While the New Nintendo 3DS may only have a lifespan of 18 months to 2-3 years, depending on progress with sales and 'next-gen' hardware, it can certainly continue to push forward with NFC and teach Nintendo vital lessons. In Japan Suica cards - NFC cards used on public transport and for storing funds - and other brands can already be used to pay for eShop games on the New 3DS, just as is the case on Wii U. On the subject of cards, meanwhile, it's been suggested that rare or discontinued amiibo could eventually be released in card form, which would allow unfortunate collectors to at least enjoy special features in games in the near future.
In fact, that idea seems like an increasing necessity. As Code Name S.T.E.A.M. and Xenoblade Chronicles 3D will only support the relatively rare Fire Emblem and Shulk amiibo figures, respectively, we could conceivably have a scenario where it's too difficult to make the most of these games. Xenoblade Chronicles 3D will use StreetPass for a similar function to the Shulk amiibo, yes, but readily available - and cheaper - NFC cards could be a useful solution and also an easy product for Nintendo to sell.
When the Wii U first emerged the NFC chip in the GamePad seemed like an afterthought that would be largely underutilised, yet sales success for amiibo - Nintendo's first substantial use of the technology - has brought the range to the core of its branding.
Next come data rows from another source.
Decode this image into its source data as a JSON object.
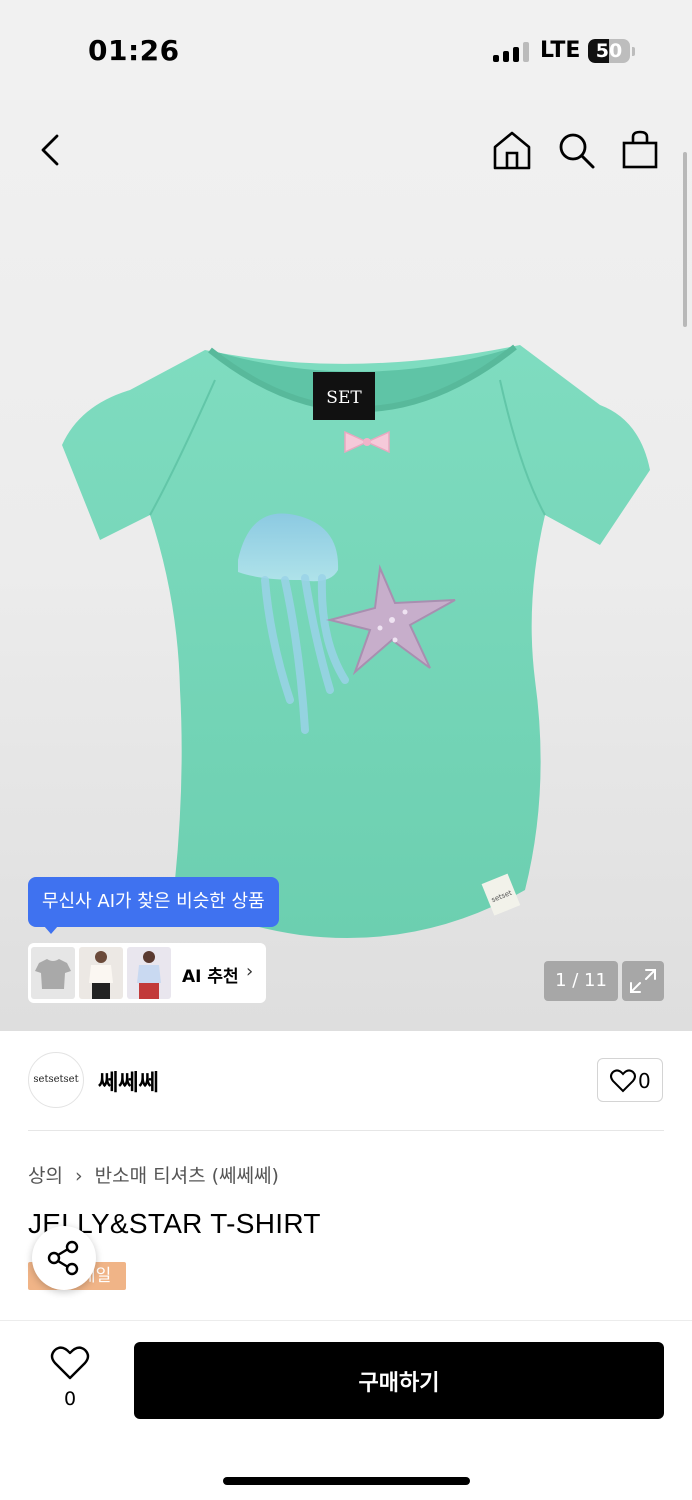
{
  "status_bar": {
    "time": "01:26",
    "network": "LTE",
    "battery": "50",
    "battery_level": 0.5
  },
  "nav": {
    "back_icon": "chevron-left-icon",
    "home_icon": "home-icon",
    "search_icon": "search-icon",
    "cart_icon": "shopping-bag-icon"
  },
  "product_image": {
    "ai_bubble_text": "무신사 AI가 찾은 비슷한 상품",
    "ai_recommend_label": "AI 추천",
    "ai_recommend_chevron": "›",
    "page_counter": "1 / 11",
    "tag_text": "SET",
    "care_label_text": "setset"
  },
  "brand": {
    "logo_text": "setsetset",
    "name": "쎄쎄쎄",
    "like_count": "0"
  },
  "breadcrumb": {
    "category": "상의",
    "separator": "›",
    "subcategory": "반소매 티셔츠 (쎄쎄쎄)"
  },
  "product": {
    "title": "JELLY&STAR T-SHIRT",
    "badge": "세일"
  },
  "bottom_bar": {
    "favorite_count": "0",
    "buy_label": "구매하기"
  },
  "colors": {
    "accent_blue": "#3f72f0",
    "sale_orange": "#f0b487",
    "shirt_mint": "#7fd9be"
  }
}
The New Nintendo 3DS logo shares the same pattern as the toy range, and it seems that the figures will feature relatively prominently across both platforms in the coming months and years.
In terms of setting the precedent for potential long-term plans the early appearance of amiibo support on the New Nintendo 3DS shows that the toys, and the converging of our portable and home console gaming experiences, could be a hint at Nintendo gaming experiences still to come.